More integrated into the infrastructure than hitching posts but basically serving the same purpose, tethering rings are discreet metal loops embedded in walls, sidewalks, and curbs. They are sometimes ornate, like the one shaped like a dragon in Florence, Italy, that doubles as a sconce (above), but on the whole they are plain. Now mostly obsolete, some have found an unusual afterlife in Portland, Oregon, where they host ephemeral art installations, including tiny horses


Wikimedia // Public Domain

Before there were trolleys and then buses, aboveground transportation often involved the horsecar. Omnibuses were pulled by horses on rails, and these tracks would often transition over to be used by electric cars. The horsecar tracks in Portland, Oregon changed over to electricity in the late 1800s, while the former horsecar tracks in Charlotte, North Carolina were turned electric and began operation in 1891. During the turn of the last century, horses and trolleys would sometimes be riding side-by-side. A photographer in Manhattan caught one of the last horsecars riding the rails in 1917, while the electric trolley raced alongside, and presumably overtook, the fading fixture of transportation.

See the Future of Equine Medicine: A CT Scanner for Horses

To the average non-veterinarian, a CT scanner for horses may seem kind of silly—but the average non-veterinarian has never tried to get a horse into a traditional CT scanner. It’s a laborious, stressful process for everyone involved, especially the horse. In the future, it might not be necessary, thanks to a new immersive imaging system.

Rather than pushing a passed-out horse into a tube, Equimagine technology surrounds a standing, conscious horse with mobile robotic cameras. This does away with the need for anesthetizing the horse, which can be risky. Imaging an upright horse also provides more useful perspective, since they spend most of their lives standing up.

The University of Pennsylvania School of Veterinary Medicine is the first site to test one of the new scanners. “The reason this is so revolutionary is that the robots can easily move around the horse in any orientation,” medical director Barbara Dallap Schaer said in a press statement. “We can do the imaging in a patient that is standing and awake.
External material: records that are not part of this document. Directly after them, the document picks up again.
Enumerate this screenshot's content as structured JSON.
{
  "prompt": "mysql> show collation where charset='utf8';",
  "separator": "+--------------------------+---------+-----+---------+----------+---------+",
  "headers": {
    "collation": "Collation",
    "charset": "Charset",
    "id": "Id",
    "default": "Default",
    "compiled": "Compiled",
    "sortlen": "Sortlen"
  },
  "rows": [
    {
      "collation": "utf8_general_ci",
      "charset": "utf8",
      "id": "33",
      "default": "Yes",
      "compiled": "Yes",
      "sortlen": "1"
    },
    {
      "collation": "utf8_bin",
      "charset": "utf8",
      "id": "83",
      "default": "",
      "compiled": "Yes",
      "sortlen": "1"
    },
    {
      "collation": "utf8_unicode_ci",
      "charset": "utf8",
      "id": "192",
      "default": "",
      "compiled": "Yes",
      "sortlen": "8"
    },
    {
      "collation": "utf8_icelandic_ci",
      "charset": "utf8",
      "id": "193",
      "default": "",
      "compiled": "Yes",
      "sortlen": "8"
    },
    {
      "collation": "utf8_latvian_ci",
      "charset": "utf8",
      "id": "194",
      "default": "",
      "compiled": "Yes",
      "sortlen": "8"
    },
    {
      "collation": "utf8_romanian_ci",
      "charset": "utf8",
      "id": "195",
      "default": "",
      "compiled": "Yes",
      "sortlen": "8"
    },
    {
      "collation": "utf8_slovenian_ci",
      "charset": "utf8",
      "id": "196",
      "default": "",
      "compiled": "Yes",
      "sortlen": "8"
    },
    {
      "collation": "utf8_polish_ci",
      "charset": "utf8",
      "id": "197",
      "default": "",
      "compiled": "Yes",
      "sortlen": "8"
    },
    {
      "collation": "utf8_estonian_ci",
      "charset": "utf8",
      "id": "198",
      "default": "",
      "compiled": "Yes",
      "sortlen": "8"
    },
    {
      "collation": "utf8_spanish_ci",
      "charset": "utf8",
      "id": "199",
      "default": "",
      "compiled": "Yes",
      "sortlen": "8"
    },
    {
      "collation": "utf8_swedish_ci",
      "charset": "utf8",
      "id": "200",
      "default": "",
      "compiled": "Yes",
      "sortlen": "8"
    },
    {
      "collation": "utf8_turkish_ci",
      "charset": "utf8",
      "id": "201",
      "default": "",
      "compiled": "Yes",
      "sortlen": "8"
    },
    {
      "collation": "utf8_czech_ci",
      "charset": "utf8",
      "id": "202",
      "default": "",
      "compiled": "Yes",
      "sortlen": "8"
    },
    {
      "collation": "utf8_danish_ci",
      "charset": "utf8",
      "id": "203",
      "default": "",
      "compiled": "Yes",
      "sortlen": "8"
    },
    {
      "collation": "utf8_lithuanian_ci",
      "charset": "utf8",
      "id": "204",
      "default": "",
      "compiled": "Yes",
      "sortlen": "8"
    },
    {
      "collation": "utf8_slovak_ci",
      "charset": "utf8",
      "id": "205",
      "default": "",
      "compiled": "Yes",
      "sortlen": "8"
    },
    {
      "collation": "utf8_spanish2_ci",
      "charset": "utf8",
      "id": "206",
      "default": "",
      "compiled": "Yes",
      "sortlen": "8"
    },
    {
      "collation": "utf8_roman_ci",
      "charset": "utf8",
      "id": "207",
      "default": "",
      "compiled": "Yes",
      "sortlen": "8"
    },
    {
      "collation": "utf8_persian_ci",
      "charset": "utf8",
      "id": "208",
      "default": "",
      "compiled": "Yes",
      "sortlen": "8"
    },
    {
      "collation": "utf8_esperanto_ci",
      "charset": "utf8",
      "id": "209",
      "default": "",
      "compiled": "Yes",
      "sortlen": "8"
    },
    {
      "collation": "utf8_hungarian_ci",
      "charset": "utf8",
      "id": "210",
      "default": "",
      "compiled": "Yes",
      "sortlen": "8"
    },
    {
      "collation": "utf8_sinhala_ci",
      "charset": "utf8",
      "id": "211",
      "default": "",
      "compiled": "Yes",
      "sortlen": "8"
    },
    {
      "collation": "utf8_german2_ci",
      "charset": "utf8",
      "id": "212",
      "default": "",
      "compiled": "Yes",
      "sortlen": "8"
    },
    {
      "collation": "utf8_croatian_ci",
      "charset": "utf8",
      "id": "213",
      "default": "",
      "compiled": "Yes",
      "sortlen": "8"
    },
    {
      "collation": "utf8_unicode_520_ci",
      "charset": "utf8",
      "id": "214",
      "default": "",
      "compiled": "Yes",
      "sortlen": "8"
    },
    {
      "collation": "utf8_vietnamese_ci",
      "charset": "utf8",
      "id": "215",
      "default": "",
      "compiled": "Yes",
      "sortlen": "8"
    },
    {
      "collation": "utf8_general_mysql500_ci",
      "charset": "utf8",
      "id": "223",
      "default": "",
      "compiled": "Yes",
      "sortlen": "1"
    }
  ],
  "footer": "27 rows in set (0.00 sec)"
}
From a clinical standpoint, we will see elements of the horse’s anatomy that we’ve never seen before.”

According to Dean Richardson, chief of large animal surgery at Penn Vet’s New Bolton Center, the veterinary school will use the equipment for teaching and as a diagnostic tool for its many equine patients. “One of the most important diseases of Thoroughbred racehorses is that they develop certain types of stress fractures that are very difficult to diagnose and characterize,” he said. “This technology has the potential to help diagnose those early enough that we can manage them and help prevent the horse from suffering a catastrophic breakdown on the race track.”

The future of this technology goes well beyond horses. People don’t exactly enjoy the traditional CT scan experience, either. Kids, much like horses, may need to be sedated in order to get them to lie still long enough for the cameras to do their work. In the future, says Dallap Schaer, “instead of a child having to be anesthetized, they could sit there on their iPad and talk to their parents and have the image prepared in 30 seconds.”

Header image from YouTube // Futurism


More from mental floss studios